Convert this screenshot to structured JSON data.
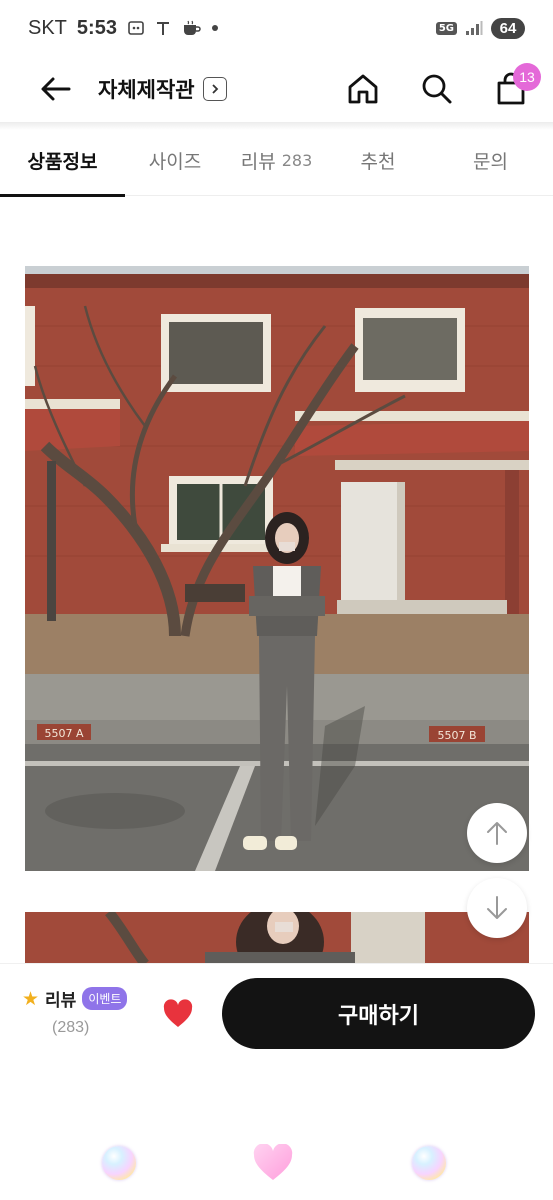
{
  "status": {
    "carrier": "SKT",
    "time": "5:53",
    "network": "5G",
    "battery": "64"
  },
  "header": {
    "title": "자체제작관",
    "cart_count": "13"
  },
  "tabs": [
    {
      "label": "상품정보",
      "active": true
    },
    {
      "label": "사이즈",
      "active": false
    },
    {
      "label": "리뷰",
      "count": "283",
      "active": false
    },
    {
      "label": "추천",
      "active": false
    },
    {
      "label": "문의",
      "active": false
    }
  ],
  "photo": {
    "sign_left": "5507 A",
    "sign_right": "5507 B"
  },
  "purchase": {
    "review_label": "리뷰",
    "event_badge": "이벤트",
    "review_count": "(283)",
    "buy_label": "구매하기"
  },
  "colors": {
    "accent_pink": "#e469d8",
    "event_purple": "#8f74e9",
    "heart_red": "#e8333d",
    "buy_button": "#131313"
  }
}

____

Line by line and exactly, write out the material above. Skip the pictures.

> [Answer below]
Convert this screenshot to structured JSON data.
{
  "status": {
    "carrier": "SKT",
    "time": "5:53",
    "network": "5G",
    "battery": "64"
  },
  "header": {
    "title": "자체제작관",
    "cart_count": "13"
  },
  "tabs": [
    {
      "label": "상품정보",
      "active": true
    },
    {
      "label": "사이즈",
      "active": false
    },
    {
      "label": "리뷰",
      "count": "283",
      "active": false
    },
    {
      "label": "추천",
      "active": false
    },
    {
      "label": "문의",
      "active": false
    }
  ],
  "photo": {
    "sign_left": "5507 A",
    "sign_right": "5507 B"
  },
  "purchase": {
    "review_label": "리뷰",
    "event_badge": "이벤트",
    "review_count": "(283)",
    "buy_label": "구매하기"
  },
  "colors": {
    "accent_pink": "#e469d8",
    "event_purple": "#8f74e9",
    "heart_red": "#e8333d",
    "buy_button": "#131313"
  }
}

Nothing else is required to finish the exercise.